▸ DATA TO PROCESS

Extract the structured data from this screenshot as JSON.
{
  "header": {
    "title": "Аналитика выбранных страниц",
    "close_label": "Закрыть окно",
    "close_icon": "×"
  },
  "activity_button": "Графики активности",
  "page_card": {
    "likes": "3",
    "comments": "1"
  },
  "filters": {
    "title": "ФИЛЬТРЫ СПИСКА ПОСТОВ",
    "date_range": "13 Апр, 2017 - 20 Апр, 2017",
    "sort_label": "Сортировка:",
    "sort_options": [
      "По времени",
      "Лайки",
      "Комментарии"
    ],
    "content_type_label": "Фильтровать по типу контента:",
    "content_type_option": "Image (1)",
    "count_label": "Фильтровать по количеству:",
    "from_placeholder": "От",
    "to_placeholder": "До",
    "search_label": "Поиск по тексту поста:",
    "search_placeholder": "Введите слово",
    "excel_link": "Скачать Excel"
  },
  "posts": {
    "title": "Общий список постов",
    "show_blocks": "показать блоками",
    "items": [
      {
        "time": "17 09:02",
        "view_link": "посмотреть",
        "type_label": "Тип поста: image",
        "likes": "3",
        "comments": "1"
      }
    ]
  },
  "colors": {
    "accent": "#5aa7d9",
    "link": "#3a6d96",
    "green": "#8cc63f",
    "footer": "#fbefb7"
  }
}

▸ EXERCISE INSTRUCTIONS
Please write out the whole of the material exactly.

▸ ANSWER BOX
Extract the structured data from this screenshot as JSON.
{
  "header": {
    "title": "Аналитика выбранных страниц",
    "close_label": "Закрыть окно",
    "close_icon": "×"
  },
  "activity_button": "Графики активности",
  "page_card": {
    "likes": "3",
    "comments": "1"
  },
  "filters": {
    "title": "ФИЛЬТРЫ СПИСКА ПОСТОВ",
    "date_range": "13 Апр, 2017 - 20 Апр, 2017",
    "sort_label": "Сортировка:",
    "sort_options": [
      "По времени",
      "Лайки",
      "Комментарии"
    ],
    "content_type_label": "Фильтровать по типу контента:",
    "content_type_option": "Image (1)",
    "count_label": "Фильтровать по количеству:",
    "from_placeholder": "От",
    "to_placeholder": "До",
    "search_label": "Поиск по тексту поста:",
    "search_placeholder": "Введите слово",
    "excel_link": "Скачать Excel"
  },
  "posts": {
    "title": "Общий список постов",
    "show_blocks": "показать блоками",
    "items": [
      {
        "time": "17 09:02",
        "view_link": "посмотреть",
        "type_label": "Тип поста: image",
        "likes": "3",
        "comments": "1"
      }
    ]
  },
  "colors": {
    "accent": "#5aa7d9",
    "link": "#3a6d96",
    "green": "#8cc63f",
    "footer": "#fbefb7"
  }
}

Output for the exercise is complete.